Save the Snakes

Snakes get a bad rap. Just the way snakes move freaks some folks out, not to mention the venom. When you get to know a bit more about them, though, you might understand why we think snakes are worth saving.

According to the CDC, between 7,000 and 8,000 humans are bit by venomous snakes in the United States each year, and around five of those will die. For perspective, though, 49 people die, on average, from lightning strikes. Unlike lightning, which does not care, snakes would rather not bite you, because that rarely ends well for the snake. Instead, snakes will go out of their way to get out of your way and go about the business of catching prey, which is what that venom is really for.

snake skeleton

Image by Denis Doukhan from Pixabay

The name “snake” comes from an Old English word, “snaca,” which means “to crawl or to creep.” They do not actually creep, though. Snakes slither, which is the serpentine motion you often see. They also “walk” on their belly scales to move slowly straight ahead, or bunch up then stretch forward like an accordion. While they have no actual legs, their ancestors did. Many snakes still have what remains of the pelvic and leg bones in there.

Going legless could not have been a bad idea, since some lizards decided to do it, too. Wait! Isn’t a legless lizard just another snake? Nope, and if you are not sure, have a staring contest. If they blink, they are a lizard. Snakes have no eyelids. Instead, their eyes are covered with a transparent scale for protection.
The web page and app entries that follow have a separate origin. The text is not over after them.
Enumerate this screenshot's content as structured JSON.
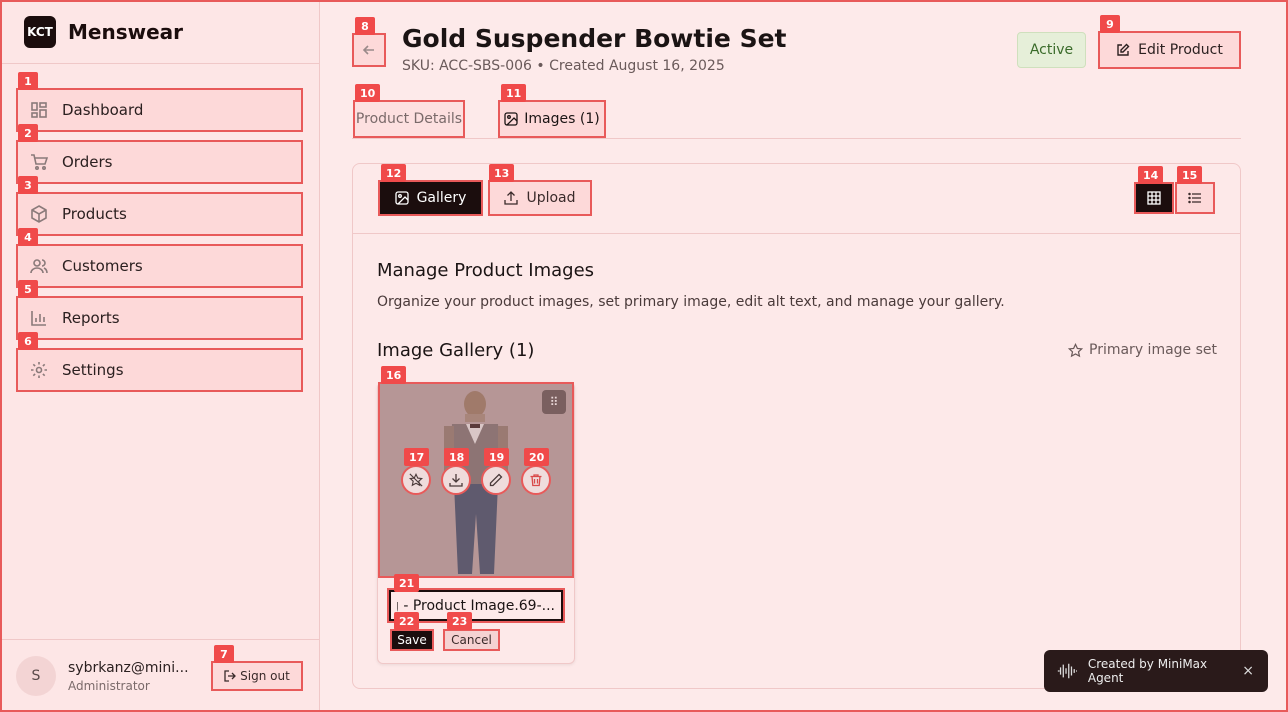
{
  "brand": {
    "logo_text": "KCT",
    "name": "Menswear"
  },
  "sidebar": {
    "items": [
      {
        "label": "Dashboard",
        "icon": "dashboard-icon",
        "badge": "1"
      },
      {
        "label": "Orders",
        "icon": "cart-icon",
        "badge": "2"
      },
      {
        "label": "Products",
        "icon": "box-icon",
        "badge": "3"
      },
      {
        "label": "Customers",
        "icon": "users-icon",
        "badge": "4"
      },
      {
        "label": "Reports",
        "icon": "bar-chart-icon",
        "badge": "5"
      },
      {
        "label": "Settings",
        "icon": "gear-icon",
        "badge": "6"
      }
    ],
    "user": {
      "initial": "S",
      "email": "sybrkanz@mini...",
      "role": "Administrator"
    },
    "signout_label": "Sign out",
    "signout_badge": "7"
  },
  "header": {
    "back_badge": "8",
    "title": "Gold Suspender Bowtie Set",
    "subtitle": "SKU: ACC-SBS-006 • Created August 16, 2025",
    "status": "Active",
    "edit_label": "Edit Product",
    "edit_badge": "9"
  },
  "tabs": [
    {
      "label": "Product Details",
      "badge": "10"
    },
    {
      "label": "Images (1)",
      "badge": "11"
    }
  ],
  "toolbar": {
    "gallery_label": "Gallery",
    "gallery_badge": "12",
    "upload_label": "Upload",
    "upload_badge": "13",
    "grid_badge": "14",
    "list_badge": "15"
  },
  "content": {
    "section_title": "Manage Product Images",
    "section_desc": "Organize your product images, set primary image, edit alt text, and manage your gallery.",
    "gallery_title": "Image Gallery (1)",
    "primary_note": "Primary image set"
  },
  "image_card": {
    "image_badge": "16",
    "actions": [
      {
        "icon": "star-off-icon",
        "badge": "17"
      },
      {
        "icon": "download-icon",
        "badge": "18"
      },
      {
        "icon": "pencil-icon",
        "badge": "19"
      },
      {
        "icon": "trash-icon",
        "badge": "20"
      }
    ],
    "alt_value": "...-69.jpg - Product Image",
    "alt_badge": "21",
    "save_label": "Save",
    "save_badge": "22",
    "cancel_label": "Cancel",
    "cancel_badge": "23"
  },
  "toast": {
    "text": "Created by MiniMax Agent",
    "close": "×"
  },
  "colors": {
    "accent": "#1b0d0d",
    "highlight": "#e85a5a",
    "background": "#fdeaea",
    "active_status": "#3a6b2a"
  }
}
The scale will shed along with the rest of the snake’s skin.

While shedding is common in the reptile world, the way snakes slide out of their skins and leave them behind in one piece is unique. The process is so mysterious and wonderful that humans have symbolically associated it with growth and transformation. The poor snakes must go around being spiritually significant, as if being nature’s rodent control service was not burden enough.

Image by Engin Akyurt from Pixabay

Rats, mice, and other small mammals make up a good portion of a snake’s diet. In keeping the rodent population controlled, snakes also reduce the number of ticks which carry Lyme and other diseases. Whenever we get a call about a snake hanging around where they are not wanted, the first thing we ask is, “What is the snake eating?” Chances are good there is something there attracting mice. The snake is doing pest management for you and will not even send you a bill.

While we specialize in turtles, our door is open to any injured reptiles in need of care. We think snakes are fascinating and recognize how important they are to the ecosystems they occupy. We will keep learning and working hard to save the snakes.